When older individuals can no longer live independently but do not require 24-hour-a-day health care, the solution is often assisted living/residential care. Such a facility will fulfill the need for daily assistance with activities of daily life. These include bathing, dressing, eating, transferring, and toileting. The services provided, plus the security of living with others in a supervised setting, offer a viable alternative to in-home care for thousands of older Americans.
An assisted living residence is designed to meet personal needs, housing needs, and health care needs, when necessary. Accommodations vary from single and double rooms to kitchen-equipped apartments. The residence may be part of a retirement community, nursing home, or elderly housing facility, or it may be an independent building on its own campus.
Types of Services
Assisted living/residential care services typically include the following"
There are several:
Assistance with medication
Shopping / Social Activities
Here's How to Choose a Residence
Each assisted living facility/residential care facility offers its own unique services and atmosphere. If there are many choices in your area, visit several before making a choice. You should be asking the following questions:
What types of services are available? Do employees or independent contractors provide these services?
How much input do residents have in their daily schedules and care?
What range of accommodations are offered?
What's included in the cost? What extra services can be added?
Can residents bring furniture or other personal items from home?
What kinds of social and recreational activities are offered?
Does the facility provide levels of care or would a move to another facility be required if additional care arises?
The facility's licensing status, safety, and the environment is also critically important. Consider the following steps if in question:
Ask to see the most recent licensing inspection report from the state
Examine the physical aspects of the facility including cleanliness, lighting, accessibility, and modifications, such as handrails and grab bars.
Ask about features or systems used for residents to get help quickly or in an emergency situation
Observe the staff. Are they respectful and friendly? Do they seem to be enjoying their work and care about their residents? What are the minimum qualifications to provide care?
The yearly costs of assisted living/residential care facilities in the U.S. average of $42,000 in 2014. However, cost can vary tremendously based on location, accommodations, and selected services.
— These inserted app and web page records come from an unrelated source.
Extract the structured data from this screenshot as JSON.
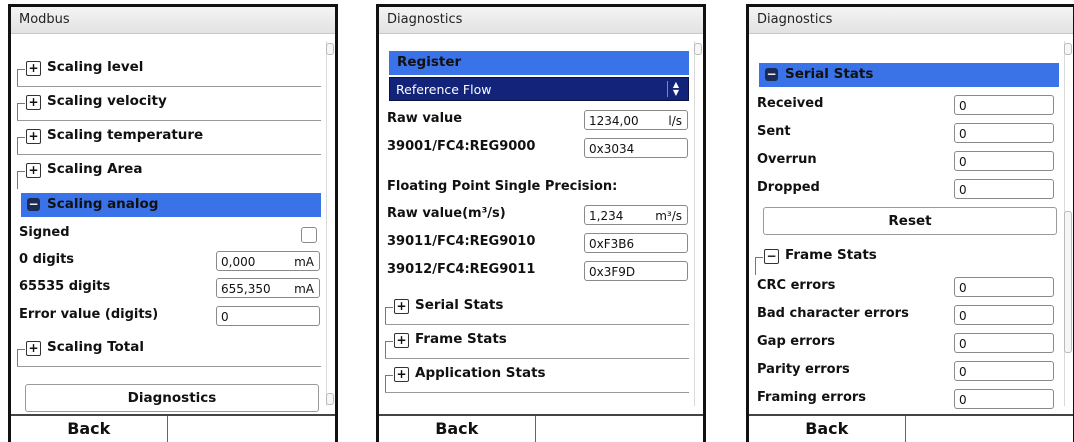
{
  "panel1": {
    "title": "Modbus",
    "tree": [
      "Scaling level",
      "Scaling velocity",
      "Scaling temperature",
      "Scaling Area"
    ],
    "selected": "Scaling analog",
    "fields": [
      {
        "label": "Signed"
      },
      {
        "label": "0 digits",
        "value": "0,000",
        "unit": "mA"
      },
      {
        "label": "65535 digits",
        "value": "655,350",
        "unit": "mA"
      },
      {
        "label": "Error value (digits)",
        "value": "0"
      }
    ],
    "tree_after": "Scaling Total",
    "button": "Diagnostics",
    "back": "Back"
  },
  "panel2": {
    "title": "Diagnostics",
    "register_label": "Register",
    "register_value": "Reference Flow",
    "raw_label": "Raw value",
    "raw_value": "1234,00",
    "raw_unit": "l/s",
    "reg1_label": "39001/FC4:REG9000",
    "reg1_value": "0x3034",
    "float_heading": "Floating Point Single Precision:",
    "raw2_label": "Raw value(m³/s)",
    "raw2_value": "1,234",
    "raw2_unit": "m³/s",
    "reg2_label": "39011/FC4:REG9010",
    "reg2_value": "0xF3B6",
    "reg3_label": "39012/FC4:REG9011",
    "reg3_value": "0x3F9D",
    "tree": [
      "Serial Stats",
      "Frame Stats",
      "Application Stats"
    ],
    "back": "Back"
  },
  "panel3": {
    "title": "Diagnostics",
    "selected": "Serial Stats",
    "serial": [
      {
        "label": "Received",
        "value": "0"
      },
      {
        "label": "Sent",
        "value": "0"
      },
      {
        "label": "Overrun",
        "value": "0"
      },
      {
        "label": "Dropped",
        "value": "0"
      }
    ],
    "reset": "Reset",
    "frame_heading": "Frame Stats",
    "frame": [
      {
        "label": "CRC errors",
        "value": "0"
      },
      {
        "label": "Bad character errors",
        "value": "0"
      },
      {
        "label": "Gap errors",
        "value": "0"
      },
      {
        "label": "Parity errors",
        "value": "0"
      },
      {
        "label": "Framing errors",
        "value": "0"
      }
    ],
    "back": "Back"
  },
  "icons": {
    "plus": "plus-box-icon",
    "minus": "minus-box-icon",
    "dropdown": "up-down-arrow-icon"
  }
}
Some residents self-pay, using personal savings. Those who qualify for Medicaid may be eligible for financial assistance if the state has been approved for a home and community-based waiver.
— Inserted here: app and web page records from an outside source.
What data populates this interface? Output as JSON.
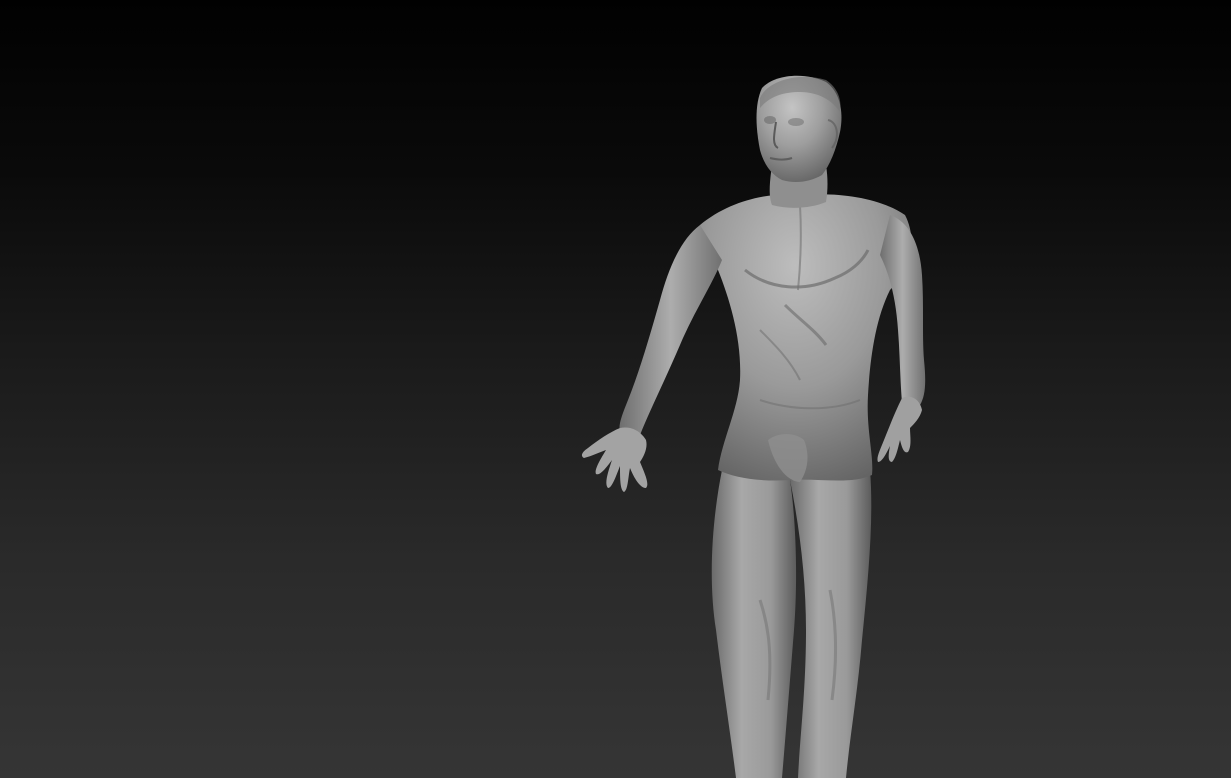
{
  "viewport": {
    "background_top": "#010101",
    "background_bottom": "#353535"
  },
  "model": {
    "subject": "sculpted-human-figure",
    "material_color": "#9a9a9a",
    "highlight_color": "#c4c4c4",
    "shadow_color": "#4e4e4e"
  }
}
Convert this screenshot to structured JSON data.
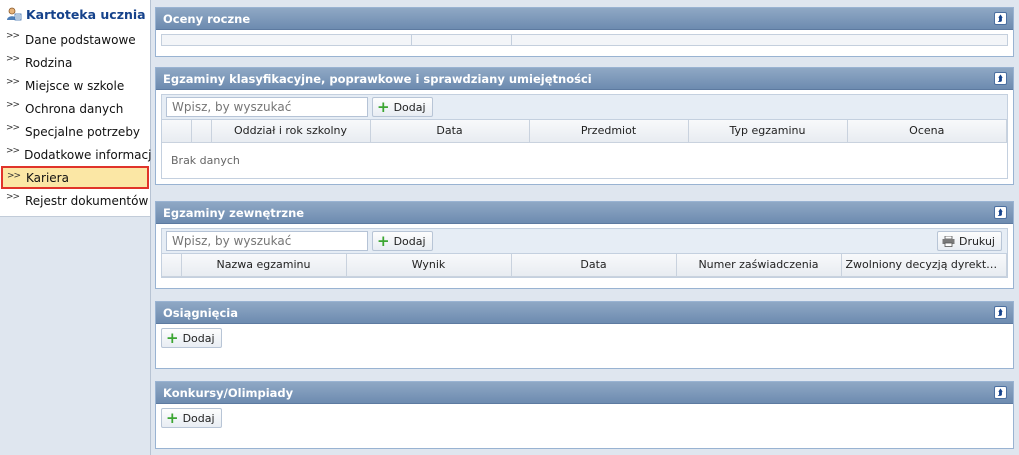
{
  "sidebar": {
    "title": "Kartoteka ucznia",
    "items": [
      {
        "label": "Dane podstawowe"
      },
      {
        "label": "Rodzina"
      },
      {
        "label": "Miejsce w szkole"
      },
      {
        "label": "Ochrona danych"
      },
      {
        "label": "Specjalne potrzeby"
      },
      {
        "label": "Dodatkowe informacje"
      },
      {
        "label": "Kariera"
      },
      {
        "label": "Rejestr dokumentów"
      }
    ],
    "active_index": 6
  },
  "panels": {
    "oceny": {
      "title": "Oceny roczne"
    },
    "egzaminy_klas": {
      "title": "Egzaminy klasyfikacyjne, poprawkowe i sprawdziany umiejętności",
      "search_placeholder": "Wpisz, by wyszukać",
      "add_label": "Dodaj",
      "columns": [
        "Oddział i rok szkolny",
        "Data",
        "Przedmiot",
        "Typ egzaminu",
        "Ocena"
      ],
      "empty_text": "Brak danych"
    },
    "egzaminy_zewn": {
      "title": "Egzaminy zewnętrzne",
      "search_placeholder": "Wpisz, by wyszukać",
      "add_label": "Dodaj",
      "print_label": "Drukuj",
      "columns": [
        "Nazwa egzaminu",
        "Wynik",
        "Data",
        "Numer zaświadczenia",
        "Zwolniony decyzją dyrektora ..."
      ]
    },
    "osiagniecia": {
      "title": "Osiągnięcia",
      "add_label": "Dodaj"
    },
    "konkursy": {
      "title": "Konkursy/Olimpiady",
      "add_label": "Dodaj"
    }
  },
  "icons": {
    "collapse": "double-chevron-up-icon",
    "nav": "double-chevron-right-icon",
    "user": "user-card-icon",
    "add": "plus-icon",
    "print": "printer-icon"
  },
  "colors": {
    "header": "#6d8bb0",
    "active_bg": "#fbe7a5",
    "active_border": "#e0342a",
    "title": "#15428b"
  }
}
With limited public assistance available, long term care insurance has become a viable funding option. Many policies cover assisted living/residential care facilities, but it important to review your policy to determine your specific coverage. To learn more, visit the National Center for Assisted Living at www.NCAL.org.